### What is expected
Pick the lines holding the string "даних" out of the records and copy them.

### Recorded data
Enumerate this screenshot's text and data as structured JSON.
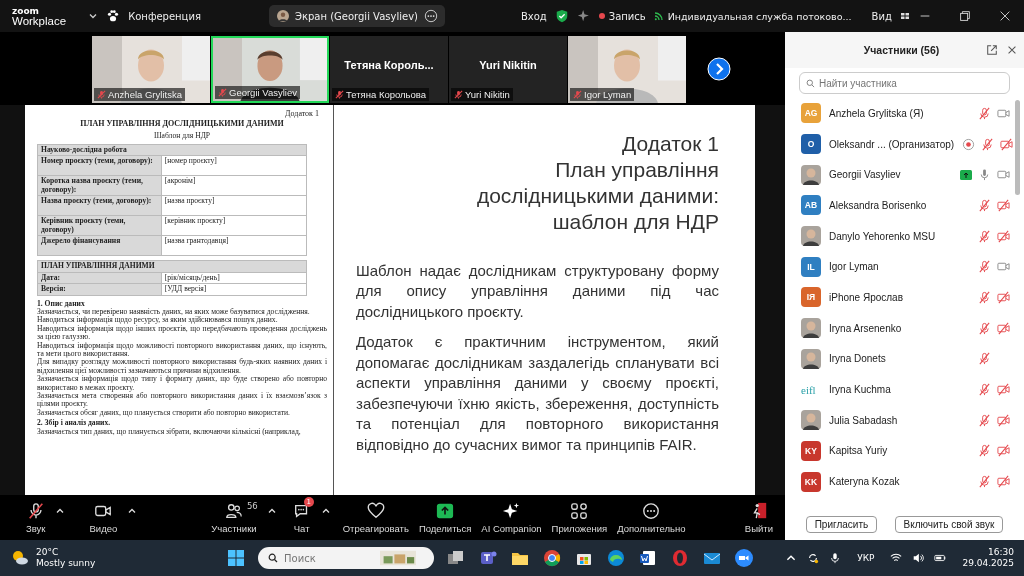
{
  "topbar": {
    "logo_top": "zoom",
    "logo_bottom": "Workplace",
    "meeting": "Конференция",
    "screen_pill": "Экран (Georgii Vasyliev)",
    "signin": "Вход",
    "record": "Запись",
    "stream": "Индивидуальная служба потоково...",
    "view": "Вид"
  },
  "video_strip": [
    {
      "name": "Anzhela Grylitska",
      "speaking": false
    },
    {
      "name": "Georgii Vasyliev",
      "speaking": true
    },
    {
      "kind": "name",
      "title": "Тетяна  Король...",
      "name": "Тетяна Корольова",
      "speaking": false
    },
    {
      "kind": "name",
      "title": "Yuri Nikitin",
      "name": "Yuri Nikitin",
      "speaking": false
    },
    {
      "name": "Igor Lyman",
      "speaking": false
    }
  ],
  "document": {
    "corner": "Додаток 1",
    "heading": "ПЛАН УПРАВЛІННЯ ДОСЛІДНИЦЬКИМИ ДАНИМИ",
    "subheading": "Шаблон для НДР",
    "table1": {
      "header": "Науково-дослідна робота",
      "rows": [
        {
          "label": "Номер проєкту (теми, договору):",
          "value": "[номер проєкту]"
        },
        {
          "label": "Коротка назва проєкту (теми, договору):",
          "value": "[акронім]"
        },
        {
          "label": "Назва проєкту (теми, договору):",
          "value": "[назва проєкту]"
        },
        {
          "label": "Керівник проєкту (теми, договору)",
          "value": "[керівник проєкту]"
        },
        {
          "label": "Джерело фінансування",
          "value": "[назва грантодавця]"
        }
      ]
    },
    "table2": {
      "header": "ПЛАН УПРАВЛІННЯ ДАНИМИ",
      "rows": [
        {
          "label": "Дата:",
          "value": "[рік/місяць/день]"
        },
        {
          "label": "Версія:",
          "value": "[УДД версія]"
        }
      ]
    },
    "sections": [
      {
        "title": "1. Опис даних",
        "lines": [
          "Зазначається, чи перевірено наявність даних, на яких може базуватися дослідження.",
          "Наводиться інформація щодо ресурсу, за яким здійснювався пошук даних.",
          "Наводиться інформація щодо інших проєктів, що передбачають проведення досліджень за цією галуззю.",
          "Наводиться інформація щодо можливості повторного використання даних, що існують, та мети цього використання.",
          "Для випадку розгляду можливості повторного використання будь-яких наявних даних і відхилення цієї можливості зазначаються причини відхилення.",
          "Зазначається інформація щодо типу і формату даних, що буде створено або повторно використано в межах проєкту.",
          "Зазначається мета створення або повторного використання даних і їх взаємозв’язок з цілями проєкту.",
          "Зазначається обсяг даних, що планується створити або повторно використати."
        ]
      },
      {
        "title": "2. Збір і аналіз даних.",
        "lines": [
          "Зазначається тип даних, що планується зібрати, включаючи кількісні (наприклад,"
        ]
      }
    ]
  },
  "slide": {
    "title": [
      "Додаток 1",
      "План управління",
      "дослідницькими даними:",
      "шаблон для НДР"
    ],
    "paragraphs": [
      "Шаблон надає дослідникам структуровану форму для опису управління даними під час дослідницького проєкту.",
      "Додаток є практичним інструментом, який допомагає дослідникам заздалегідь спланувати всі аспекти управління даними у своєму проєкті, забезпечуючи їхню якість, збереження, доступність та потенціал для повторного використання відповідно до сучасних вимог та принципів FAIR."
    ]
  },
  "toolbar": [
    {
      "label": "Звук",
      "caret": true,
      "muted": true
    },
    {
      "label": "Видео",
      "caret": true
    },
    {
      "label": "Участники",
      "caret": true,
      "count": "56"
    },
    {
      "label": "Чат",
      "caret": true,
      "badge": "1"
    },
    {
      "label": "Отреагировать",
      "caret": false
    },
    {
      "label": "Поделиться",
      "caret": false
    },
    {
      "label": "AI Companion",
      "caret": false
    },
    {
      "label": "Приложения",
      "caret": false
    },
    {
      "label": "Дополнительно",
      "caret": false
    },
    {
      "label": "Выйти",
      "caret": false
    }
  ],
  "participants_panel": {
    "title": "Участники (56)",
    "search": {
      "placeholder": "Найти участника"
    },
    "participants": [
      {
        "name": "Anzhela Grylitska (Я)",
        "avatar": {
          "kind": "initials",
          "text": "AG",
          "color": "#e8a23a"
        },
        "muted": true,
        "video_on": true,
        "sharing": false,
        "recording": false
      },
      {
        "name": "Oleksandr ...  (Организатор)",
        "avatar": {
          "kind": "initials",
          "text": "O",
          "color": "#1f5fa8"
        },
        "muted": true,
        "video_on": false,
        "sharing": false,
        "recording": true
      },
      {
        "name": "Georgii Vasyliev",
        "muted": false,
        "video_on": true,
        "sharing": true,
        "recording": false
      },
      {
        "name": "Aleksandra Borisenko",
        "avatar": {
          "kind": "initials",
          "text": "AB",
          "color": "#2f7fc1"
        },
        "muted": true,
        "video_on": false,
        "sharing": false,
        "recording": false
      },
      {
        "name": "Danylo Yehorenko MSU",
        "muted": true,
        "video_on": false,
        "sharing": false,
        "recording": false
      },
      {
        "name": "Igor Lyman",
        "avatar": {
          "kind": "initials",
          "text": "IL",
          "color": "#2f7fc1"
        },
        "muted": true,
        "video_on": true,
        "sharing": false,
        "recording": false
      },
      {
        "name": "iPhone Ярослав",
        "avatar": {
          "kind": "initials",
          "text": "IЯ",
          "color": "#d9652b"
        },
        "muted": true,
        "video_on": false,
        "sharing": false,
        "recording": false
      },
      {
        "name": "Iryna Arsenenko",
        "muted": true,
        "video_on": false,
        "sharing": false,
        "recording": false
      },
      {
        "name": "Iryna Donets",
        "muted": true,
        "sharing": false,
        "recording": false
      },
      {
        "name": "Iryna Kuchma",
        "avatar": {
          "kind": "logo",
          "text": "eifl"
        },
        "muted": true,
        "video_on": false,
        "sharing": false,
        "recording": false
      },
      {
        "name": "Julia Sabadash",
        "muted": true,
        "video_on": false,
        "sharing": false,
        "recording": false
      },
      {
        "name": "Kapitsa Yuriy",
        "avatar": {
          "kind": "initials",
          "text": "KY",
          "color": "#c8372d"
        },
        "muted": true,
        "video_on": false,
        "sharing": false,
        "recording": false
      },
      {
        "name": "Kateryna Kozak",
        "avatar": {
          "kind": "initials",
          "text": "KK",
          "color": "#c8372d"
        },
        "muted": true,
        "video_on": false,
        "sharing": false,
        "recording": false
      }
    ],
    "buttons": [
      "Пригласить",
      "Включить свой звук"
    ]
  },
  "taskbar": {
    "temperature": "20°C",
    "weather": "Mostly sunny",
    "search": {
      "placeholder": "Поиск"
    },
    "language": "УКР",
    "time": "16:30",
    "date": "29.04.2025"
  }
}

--

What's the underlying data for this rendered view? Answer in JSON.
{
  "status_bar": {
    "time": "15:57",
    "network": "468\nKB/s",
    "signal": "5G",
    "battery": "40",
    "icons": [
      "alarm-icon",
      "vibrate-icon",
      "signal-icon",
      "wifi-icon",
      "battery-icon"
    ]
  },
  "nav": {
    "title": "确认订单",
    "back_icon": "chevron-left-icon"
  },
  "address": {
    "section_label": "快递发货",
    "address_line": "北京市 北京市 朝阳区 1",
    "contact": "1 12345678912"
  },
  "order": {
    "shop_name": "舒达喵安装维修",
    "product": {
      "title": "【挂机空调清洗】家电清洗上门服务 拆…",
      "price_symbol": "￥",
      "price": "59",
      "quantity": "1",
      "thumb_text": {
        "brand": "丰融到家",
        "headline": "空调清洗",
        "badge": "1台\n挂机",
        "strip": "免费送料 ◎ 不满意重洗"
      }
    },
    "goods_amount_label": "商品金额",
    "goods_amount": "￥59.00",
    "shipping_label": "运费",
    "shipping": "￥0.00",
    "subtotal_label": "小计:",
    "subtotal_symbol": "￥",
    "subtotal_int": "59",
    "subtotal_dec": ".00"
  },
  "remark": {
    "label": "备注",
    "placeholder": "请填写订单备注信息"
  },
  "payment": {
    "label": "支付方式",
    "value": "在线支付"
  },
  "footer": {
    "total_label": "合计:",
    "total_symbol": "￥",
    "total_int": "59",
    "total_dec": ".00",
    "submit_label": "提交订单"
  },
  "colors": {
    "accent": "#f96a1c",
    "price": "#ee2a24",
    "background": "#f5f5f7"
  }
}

### Your solution
        "title": "1. Опис даних",
          "Зазначається, чи перевірено наявність даних, на яких може базуватися дослідження.",
          "Наводиться інформація щодо ресурсу, за яким здійснювався пошук даних.",
          "Наводиться інформація щодо можливості повторного використання даних, що існують, та мети цього використання.",
          "Для випадку розгляду можливості повторного використання будь-яких наявних даних і відхилення цієї можливості зазначаються причини відхилення.",
          "Зазначається інформація щодо типу і формату даних, що буде створено або повторно використано в межах проєкту.",
          "Зазначається мета створення або повторного використання даних і їх взаємозв’язок з цілями проєкту.",
          "Зазначається обсяг даних, що планується створити або повторно використати."
        "title": "2. Збір і аналіз даних.",
          "Зазначається тип даних, що планується зібрати, включаючи кількісні (наприклад,"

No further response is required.